You’ll need at least three months to continue conducting research outreach efforts through influencers to raise awareness of your idea and its campaign. This way you’ll save startup funds you’ve personally invested into the venture and avoid shady deals that leave you staring at an empty bank account and zero growth.
Strategize Specific Forms of Visibility
Don’t sign up for 15 different social media profiles because it’s what’s done. This ultimately leads to dividing your precious time and resources and confusing people, not to mention yourself.
The same goes for photos and videos. Clips make for frustrating or informative teasers. Let people see your product or idea in action. Amateur videos have a certain amount of appeal but can potentially damage your credibility if done poorly. Call in favors and invest in well-produced and well-thought out media.
Any promotions conducted on specific platforms should be unique to the outlet. For example, Bigtree Bonsai, an indie band, raised $6,956 in funds after successfully creating the hashtag #letsmakearecord with IgnitionDeck, virtually doubling their target.
Believe in and Stay on Board With Your Idea
You’ll forget things, and you’ll miss important details and information. You’ll learn from where you’ve failed and remain solutions-oriented. You may lose faith in your idea, but keep showing up.
Remain on board with your idea. Stay transparent and clear with your communication, even when you have to search for answers. Show you’re doing the legwork and that you’re producing results.
When costs or production or manufacturing come back too high, reevaluate. Communicate with transparency. Keep showing up, and the results will follow.
Signing up Is Easy: Crowdfunding Is in the Legwork
Anyone can sign up on a crowdfunding site. Anyone can fill out a form. Anyone can shoot a video. Signing up is easy.

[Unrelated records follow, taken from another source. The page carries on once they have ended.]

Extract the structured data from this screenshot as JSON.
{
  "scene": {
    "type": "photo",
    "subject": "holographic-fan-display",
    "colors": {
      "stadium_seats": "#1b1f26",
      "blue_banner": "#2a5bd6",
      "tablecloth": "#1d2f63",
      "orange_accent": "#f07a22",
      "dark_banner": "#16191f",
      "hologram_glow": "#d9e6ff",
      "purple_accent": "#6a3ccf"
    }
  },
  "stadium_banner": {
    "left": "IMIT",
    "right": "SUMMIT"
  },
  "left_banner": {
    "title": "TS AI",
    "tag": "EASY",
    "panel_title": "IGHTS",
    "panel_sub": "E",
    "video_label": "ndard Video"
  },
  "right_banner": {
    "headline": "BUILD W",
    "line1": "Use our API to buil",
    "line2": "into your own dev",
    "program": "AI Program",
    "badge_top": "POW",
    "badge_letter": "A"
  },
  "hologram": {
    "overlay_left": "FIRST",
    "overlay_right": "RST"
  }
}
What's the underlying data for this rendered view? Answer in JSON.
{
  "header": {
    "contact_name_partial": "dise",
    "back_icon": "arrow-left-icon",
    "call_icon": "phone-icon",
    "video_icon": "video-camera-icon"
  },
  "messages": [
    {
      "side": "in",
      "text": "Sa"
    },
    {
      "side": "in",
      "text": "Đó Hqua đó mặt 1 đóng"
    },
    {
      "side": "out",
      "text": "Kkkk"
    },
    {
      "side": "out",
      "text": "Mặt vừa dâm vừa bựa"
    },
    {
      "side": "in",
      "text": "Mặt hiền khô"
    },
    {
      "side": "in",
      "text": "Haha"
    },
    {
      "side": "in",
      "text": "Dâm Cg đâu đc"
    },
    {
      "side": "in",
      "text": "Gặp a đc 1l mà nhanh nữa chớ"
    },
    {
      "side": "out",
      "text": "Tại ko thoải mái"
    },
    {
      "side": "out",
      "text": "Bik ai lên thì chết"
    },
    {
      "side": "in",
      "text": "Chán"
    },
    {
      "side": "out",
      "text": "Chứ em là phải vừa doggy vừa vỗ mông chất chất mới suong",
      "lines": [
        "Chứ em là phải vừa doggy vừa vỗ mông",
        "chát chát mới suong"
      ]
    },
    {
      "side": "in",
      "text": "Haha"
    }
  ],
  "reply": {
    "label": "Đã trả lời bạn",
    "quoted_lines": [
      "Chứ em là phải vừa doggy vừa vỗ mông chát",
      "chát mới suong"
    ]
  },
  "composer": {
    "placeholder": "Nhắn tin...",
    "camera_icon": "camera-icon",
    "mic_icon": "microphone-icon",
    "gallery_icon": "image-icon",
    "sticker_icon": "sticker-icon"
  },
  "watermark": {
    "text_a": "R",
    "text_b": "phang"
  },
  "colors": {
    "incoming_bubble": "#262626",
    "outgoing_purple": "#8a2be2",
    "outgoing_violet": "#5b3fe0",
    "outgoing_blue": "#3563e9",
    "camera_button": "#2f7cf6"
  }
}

The success of your crowdfunding ideas is in the legwork you do beforehand. You have to bring the audience to the campaign and continue showing up to successfully crowdfund your business idea.